■ **Work to be completed**: After reading the data below, copy out every line that contains the word "Apartamento".

[Element data from apps and pages]

::::

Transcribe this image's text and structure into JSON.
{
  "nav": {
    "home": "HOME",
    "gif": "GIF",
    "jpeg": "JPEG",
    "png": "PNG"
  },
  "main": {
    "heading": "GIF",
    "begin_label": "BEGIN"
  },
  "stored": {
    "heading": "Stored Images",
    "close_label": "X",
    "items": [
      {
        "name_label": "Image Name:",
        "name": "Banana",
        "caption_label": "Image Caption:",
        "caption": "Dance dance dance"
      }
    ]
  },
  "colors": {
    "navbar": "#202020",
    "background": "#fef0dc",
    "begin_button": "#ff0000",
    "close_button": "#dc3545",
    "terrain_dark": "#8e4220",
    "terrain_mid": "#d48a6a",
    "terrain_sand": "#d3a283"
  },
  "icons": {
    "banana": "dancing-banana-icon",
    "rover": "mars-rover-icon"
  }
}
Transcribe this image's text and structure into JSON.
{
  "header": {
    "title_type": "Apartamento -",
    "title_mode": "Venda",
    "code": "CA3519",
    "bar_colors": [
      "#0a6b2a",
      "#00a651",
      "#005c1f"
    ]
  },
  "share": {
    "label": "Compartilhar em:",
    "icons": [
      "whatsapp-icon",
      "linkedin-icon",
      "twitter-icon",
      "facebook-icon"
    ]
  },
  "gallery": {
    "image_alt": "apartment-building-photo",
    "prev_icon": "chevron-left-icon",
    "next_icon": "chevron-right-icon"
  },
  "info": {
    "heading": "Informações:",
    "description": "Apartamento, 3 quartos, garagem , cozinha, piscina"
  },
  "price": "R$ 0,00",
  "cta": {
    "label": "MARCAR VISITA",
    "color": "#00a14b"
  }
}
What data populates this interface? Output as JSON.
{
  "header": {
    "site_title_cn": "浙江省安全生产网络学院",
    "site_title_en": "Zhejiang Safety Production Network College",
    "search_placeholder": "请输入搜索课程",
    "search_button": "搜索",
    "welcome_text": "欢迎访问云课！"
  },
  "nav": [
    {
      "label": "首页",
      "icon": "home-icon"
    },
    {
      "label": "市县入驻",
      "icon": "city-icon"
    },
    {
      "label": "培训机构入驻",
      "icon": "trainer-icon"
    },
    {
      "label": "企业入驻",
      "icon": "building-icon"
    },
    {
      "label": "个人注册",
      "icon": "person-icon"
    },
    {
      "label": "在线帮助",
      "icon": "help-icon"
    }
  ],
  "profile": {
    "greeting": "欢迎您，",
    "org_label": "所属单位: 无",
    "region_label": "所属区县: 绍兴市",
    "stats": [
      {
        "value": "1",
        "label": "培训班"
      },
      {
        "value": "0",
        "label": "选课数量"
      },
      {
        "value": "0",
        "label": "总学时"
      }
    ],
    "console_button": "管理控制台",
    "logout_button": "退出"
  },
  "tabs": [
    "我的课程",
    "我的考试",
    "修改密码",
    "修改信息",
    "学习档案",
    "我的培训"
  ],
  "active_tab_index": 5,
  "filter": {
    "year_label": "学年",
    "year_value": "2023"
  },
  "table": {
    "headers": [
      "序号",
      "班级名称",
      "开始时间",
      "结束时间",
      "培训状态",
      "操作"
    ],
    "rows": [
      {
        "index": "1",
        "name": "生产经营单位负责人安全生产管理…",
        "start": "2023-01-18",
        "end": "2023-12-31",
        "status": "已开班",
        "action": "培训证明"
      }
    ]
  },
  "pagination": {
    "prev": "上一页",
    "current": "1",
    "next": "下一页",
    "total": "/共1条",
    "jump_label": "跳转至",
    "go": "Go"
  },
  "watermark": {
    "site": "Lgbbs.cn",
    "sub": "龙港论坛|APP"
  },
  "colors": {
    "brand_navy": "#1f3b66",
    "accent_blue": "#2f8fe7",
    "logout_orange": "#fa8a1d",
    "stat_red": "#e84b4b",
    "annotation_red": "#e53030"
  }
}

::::

■ **Answer for this exercise**:
    "title_type": "Apartamento -",
    "description": "Apartamento, 3 quartos, garagem , cozinha, piscina"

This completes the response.